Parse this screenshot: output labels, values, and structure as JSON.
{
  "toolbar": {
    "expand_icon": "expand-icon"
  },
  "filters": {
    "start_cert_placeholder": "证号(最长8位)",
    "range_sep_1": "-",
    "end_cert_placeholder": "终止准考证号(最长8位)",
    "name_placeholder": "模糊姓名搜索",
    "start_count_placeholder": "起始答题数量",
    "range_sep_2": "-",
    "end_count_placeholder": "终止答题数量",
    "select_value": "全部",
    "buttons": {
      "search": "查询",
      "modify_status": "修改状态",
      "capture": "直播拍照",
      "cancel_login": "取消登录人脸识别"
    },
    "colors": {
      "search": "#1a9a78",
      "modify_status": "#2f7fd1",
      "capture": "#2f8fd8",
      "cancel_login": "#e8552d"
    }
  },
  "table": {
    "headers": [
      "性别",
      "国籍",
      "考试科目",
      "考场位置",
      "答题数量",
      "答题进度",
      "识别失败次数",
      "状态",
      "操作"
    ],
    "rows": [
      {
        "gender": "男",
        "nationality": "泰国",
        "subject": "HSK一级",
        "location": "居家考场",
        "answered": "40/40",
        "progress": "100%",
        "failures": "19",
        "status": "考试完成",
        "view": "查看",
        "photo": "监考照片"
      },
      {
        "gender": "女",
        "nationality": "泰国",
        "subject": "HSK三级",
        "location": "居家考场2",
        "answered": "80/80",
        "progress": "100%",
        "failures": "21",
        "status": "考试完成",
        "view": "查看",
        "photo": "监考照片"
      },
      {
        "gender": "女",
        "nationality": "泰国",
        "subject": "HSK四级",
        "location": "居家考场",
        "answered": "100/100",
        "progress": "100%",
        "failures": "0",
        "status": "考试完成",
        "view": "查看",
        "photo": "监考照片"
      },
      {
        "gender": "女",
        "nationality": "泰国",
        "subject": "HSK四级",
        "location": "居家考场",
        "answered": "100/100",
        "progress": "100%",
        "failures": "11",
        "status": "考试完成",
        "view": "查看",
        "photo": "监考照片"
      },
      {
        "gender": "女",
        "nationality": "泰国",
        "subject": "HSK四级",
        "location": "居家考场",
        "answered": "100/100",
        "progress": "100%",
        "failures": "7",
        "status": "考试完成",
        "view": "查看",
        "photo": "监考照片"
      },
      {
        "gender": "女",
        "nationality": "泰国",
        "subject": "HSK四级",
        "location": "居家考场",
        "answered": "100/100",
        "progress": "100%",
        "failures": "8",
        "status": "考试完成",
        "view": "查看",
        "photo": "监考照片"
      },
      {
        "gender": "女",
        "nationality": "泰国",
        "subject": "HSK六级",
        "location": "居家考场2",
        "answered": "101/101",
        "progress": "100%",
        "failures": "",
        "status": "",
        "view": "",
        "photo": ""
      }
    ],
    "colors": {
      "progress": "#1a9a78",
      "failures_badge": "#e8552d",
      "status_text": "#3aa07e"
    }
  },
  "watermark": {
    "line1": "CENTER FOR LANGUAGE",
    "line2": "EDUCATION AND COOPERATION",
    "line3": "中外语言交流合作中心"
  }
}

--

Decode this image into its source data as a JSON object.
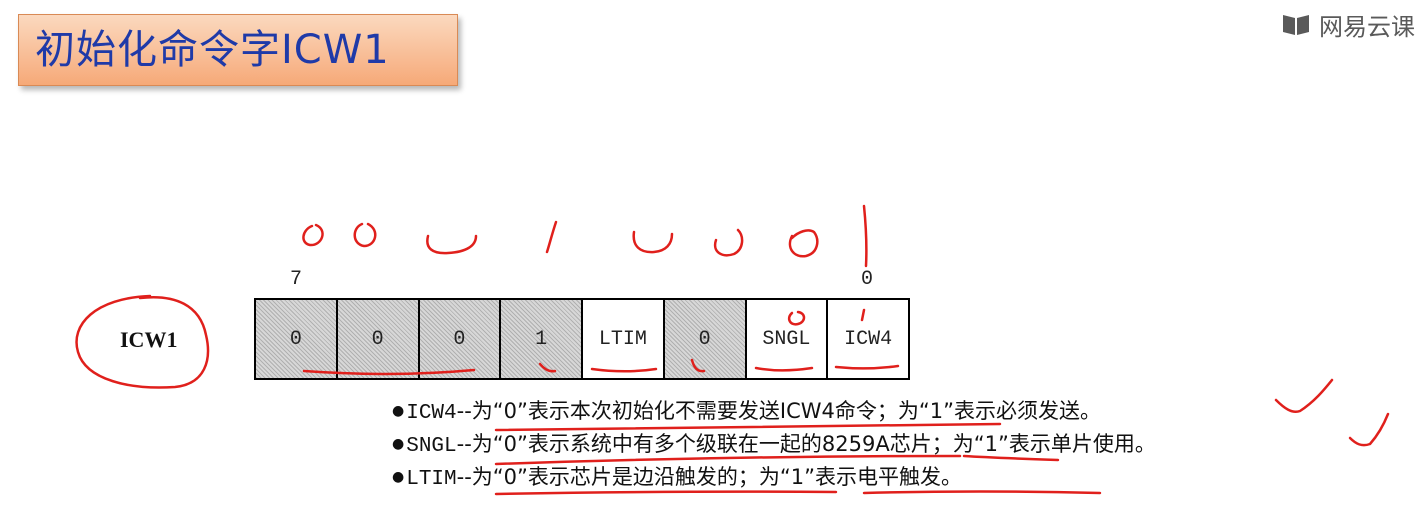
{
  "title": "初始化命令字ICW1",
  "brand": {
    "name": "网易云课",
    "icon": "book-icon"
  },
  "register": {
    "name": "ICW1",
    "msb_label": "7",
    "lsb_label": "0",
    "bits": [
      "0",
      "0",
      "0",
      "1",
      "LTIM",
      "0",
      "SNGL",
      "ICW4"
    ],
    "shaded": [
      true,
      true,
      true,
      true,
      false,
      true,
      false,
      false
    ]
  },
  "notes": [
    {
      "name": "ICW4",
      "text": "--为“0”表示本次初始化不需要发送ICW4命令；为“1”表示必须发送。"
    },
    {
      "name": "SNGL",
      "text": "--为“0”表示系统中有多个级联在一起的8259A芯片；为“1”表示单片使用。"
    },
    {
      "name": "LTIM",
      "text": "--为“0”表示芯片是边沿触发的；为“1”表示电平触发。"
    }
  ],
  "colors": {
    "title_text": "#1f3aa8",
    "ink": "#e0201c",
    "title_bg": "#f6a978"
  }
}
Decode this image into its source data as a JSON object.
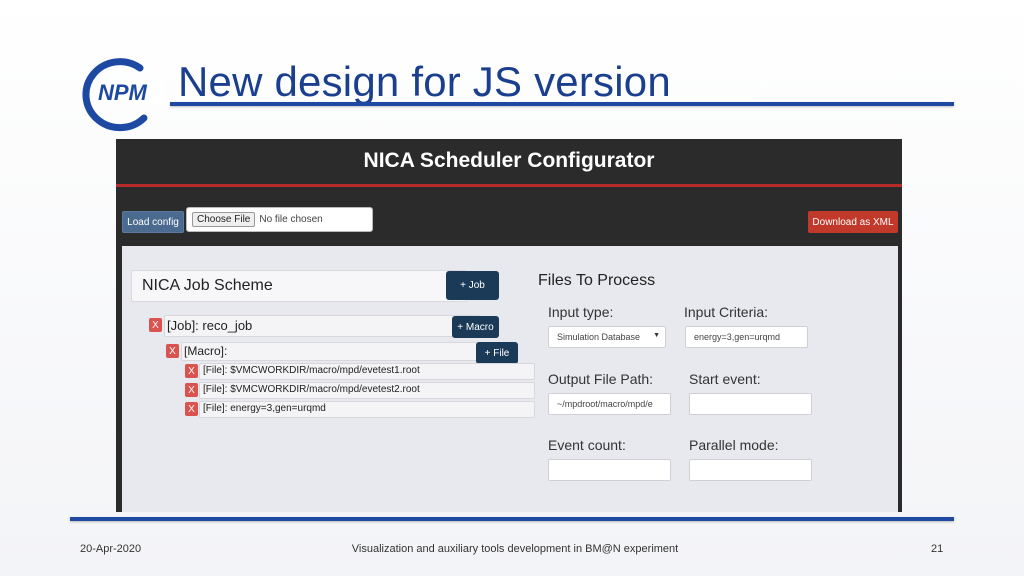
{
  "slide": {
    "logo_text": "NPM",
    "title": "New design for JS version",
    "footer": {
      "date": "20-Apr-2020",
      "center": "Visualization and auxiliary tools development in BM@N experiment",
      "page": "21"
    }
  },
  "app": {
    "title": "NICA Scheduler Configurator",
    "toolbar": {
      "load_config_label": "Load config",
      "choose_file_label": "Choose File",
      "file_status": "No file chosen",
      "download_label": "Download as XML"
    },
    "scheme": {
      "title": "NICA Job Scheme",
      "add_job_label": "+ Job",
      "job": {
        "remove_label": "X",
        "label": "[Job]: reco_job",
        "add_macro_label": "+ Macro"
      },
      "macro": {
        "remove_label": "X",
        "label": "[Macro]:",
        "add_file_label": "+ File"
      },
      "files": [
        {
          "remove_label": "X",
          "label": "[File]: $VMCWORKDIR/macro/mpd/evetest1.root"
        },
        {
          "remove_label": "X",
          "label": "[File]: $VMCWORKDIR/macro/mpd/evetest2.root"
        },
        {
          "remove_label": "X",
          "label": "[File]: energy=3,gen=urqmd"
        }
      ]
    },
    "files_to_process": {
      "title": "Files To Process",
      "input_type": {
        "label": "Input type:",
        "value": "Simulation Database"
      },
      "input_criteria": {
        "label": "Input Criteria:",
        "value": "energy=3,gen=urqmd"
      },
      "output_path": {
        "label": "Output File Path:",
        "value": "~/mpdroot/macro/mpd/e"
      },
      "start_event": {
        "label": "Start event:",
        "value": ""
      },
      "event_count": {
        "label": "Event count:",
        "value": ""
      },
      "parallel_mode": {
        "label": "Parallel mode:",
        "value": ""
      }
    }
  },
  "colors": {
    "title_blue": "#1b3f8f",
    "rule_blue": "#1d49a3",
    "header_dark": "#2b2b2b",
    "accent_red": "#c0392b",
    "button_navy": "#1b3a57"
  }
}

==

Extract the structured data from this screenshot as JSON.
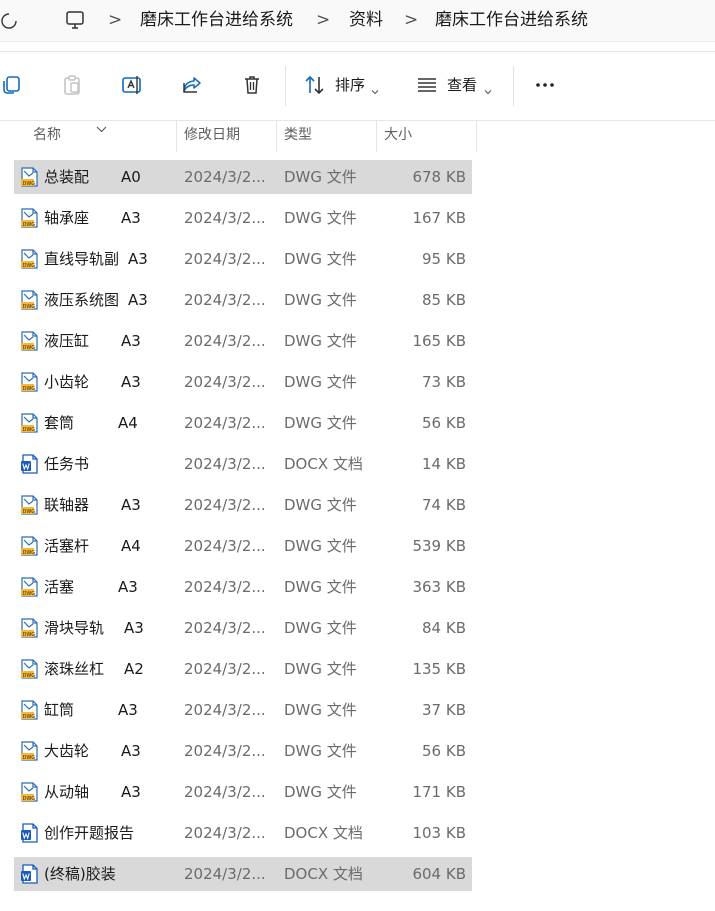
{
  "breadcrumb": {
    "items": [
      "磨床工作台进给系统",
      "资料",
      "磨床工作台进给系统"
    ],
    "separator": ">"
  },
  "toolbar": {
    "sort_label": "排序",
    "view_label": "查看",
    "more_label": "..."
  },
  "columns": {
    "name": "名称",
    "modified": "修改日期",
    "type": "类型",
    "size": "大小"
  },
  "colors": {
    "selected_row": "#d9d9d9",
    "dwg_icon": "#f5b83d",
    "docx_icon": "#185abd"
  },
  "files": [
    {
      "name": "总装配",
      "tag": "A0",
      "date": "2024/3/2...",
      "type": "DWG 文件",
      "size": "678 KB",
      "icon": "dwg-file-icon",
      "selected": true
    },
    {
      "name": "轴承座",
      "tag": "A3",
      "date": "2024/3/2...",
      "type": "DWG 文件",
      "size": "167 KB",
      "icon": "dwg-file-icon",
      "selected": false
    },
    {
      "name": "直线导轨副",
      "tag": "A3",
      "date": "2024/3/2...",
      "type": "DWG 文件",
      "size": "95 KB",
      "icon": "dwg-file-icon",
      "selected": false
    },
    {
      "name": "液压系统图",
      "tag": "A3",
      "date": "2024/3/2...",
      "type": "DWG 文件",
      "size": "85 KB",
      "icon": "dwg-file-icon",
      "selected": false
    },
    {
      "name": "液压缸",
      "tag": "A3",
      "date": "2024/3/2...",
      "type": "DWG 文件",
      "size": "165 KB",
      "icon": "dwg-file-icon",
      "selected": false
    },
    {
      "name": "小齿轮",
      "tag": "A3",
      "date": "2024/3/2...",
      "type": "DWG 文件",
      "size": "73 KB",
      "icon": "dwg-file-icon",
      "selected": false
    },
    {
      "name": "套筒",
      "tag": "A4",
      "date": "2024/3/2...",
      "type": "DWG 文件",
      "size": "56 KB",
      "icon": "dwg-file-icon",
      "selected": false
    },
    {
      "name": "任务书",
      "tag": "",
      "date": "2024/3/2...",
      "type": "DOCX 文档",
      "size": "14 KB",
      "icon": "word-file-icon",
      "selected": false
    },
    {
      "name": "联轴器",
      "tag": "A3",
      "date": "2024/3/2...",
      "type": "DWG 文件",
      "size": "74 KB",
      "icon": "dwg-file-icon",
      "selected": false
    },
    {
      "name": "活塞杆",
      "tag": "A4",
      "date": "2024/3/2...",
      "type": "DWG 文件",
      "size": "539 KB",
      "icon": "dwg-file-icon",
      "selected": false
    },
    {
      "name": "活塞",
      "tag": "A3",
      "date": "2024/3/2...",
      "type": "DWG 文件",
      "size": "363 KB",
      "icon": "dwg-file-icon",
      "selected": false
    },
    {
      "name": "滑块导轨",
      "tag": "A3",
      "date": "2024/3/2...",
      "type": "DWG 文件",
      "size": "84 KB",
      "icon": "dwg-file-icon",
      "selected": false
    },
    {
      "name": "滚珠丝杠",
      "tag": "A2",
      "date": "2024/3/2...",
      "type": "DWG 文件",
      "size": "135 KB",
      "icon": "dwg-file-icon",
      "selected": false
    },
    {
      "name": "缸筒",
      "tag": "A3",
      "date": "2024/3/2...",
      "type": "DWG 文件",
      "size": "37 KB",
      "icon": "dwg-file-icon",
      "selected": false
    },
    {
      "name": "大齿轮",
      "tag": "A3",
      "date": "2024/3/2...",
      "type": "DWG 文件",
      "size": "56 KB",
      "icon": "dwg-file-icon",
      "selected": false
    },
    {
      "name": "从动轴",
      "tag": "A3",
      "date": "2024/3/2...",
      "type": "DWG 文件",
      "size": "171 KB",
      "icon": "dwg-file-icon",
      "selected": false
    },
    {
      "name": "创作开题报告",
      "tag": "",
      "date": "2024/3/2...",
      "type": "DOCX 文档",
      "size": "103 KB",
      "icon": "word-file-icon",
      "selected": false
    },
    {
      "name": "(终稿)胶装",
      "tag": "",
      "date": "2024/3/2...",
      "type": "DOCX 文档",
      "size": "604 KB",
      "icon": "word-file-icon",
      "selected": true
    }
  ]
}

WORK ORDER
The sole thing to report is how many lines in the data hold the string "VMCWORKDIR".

RESPONSE BOX
2